Source material:

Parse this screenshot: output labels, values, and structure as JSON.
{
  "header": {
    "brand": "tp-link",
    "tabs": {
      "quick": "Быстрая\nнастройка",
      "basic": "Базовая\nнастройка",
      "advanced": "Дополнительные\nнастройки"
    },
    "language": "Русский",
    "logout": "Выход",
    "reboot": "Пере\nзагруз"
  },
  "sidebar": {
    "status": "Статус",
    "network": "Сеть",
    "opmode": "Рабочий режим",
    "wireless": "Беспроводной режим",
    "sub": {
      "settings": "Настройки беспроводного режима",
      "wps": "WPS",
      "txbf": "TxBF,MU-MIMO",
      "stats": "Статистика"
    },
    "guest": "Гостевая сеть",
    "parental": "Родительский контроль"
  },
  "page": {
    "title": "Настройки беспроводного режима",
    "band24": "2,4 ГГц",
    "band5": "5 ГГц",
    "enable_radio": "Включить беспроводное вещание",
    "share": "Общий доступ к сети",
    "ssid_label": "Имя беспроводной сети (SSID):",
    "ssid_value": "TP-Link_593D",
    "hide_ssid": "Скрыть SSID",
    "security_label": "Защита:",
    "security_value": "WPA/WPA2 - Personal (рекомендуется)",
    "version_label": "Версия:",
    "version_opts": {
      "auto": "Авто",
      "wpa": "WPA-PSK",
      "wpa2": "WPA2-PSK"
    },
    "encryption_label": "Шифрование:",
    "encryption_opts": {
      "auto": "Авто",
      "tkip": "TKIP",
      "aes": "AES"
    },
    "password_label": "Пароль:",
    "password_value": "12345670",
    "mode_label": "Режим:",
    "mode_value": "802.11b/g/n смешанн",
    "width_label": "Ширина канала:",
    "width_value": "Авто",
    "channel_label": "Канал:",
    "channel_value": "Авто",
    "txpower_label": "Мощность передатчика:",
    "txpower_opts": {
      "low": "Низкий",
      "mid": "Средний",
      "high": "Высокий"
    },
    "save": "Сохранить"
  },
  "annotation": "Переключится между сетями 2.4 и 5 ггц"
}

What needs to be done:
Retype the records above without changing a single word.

The completed task:
Parse this screenshot: output labels, values, and structure as JSON.
{
  "header": {
    "brand": "tp-link",
    "tabs": {
      "quick": "Быстрая\nнастройка",
      "basic": "Базовая\nнастройка",
      "advanced": "Дополнительные\nнастройки"
    },
    "language": "Русский",
    "logout": "Выход",
    "reboot": "Пере\nзагруз"
  },
  "sidebar": {
    "status": "Статус",
    "network": "Сеть",
    "opmode": "Рабочий режим",
    "wireless": "Беспроводной режим",
    "sub": {
      "settings": "Настройки беспроводного режима",
      "wps": "WPS",
      "txbf": "TxBF,MU-MIMO",
      "stats": "Статистика"
    },
    "guest": "Гостевая сеть",
    "parental": "Родительский контроль"
  },
  "page": {
    "title": "Настройки беспроводного режима",
    "band24": "2,4 ГГц",
    "band5": "5 ГГц",
    "enable_radio": "Включить беспроводное вещание",
    "share": "Общий доступ к сети",
    "ssid_label": "Имя беспроводной сети (SSID):",
    "ssid_value": "TP-Link_593D",
    "hide_ssid": "Скрыть SSID",
    "security_label": "Защита:",
    "security_value": "WPA/WPA2 - Personal (рекомендуется)",
    "version_label": "Версия:",
    "version_opts": {
      "auto": "Авто",
      "wpa": "WPA-PSK",
      "wpa2": "WPA2-PSK"
    },
    "encryption_label": "Шифрование:",
    "encryption_opts": {
      "auto": "Авто",
      "tkip": "TKIP",
      "aes": "AES"
    },
    "password_label": "Пароль:",
    "password_value": "12345670",
    "mode_label": "Режим:",
    "mode_value": "802.11b/g/n смешанн",
    "width_label": "Ширина канала:",
    "width_value": "Авто",
    "channel_label": "Канал:",
    "channel_value": "Авто",
    "txpower_label": "Мощность передатчика:",
    "txpower_opts": {
      "low": "Низкий",
      "mid": "Средний",
      "high": "Высокий"
    },
    "save": "Сохранить"
  },
  "annotation": "Переключится между сетями 2.4 и 5 ггц"
}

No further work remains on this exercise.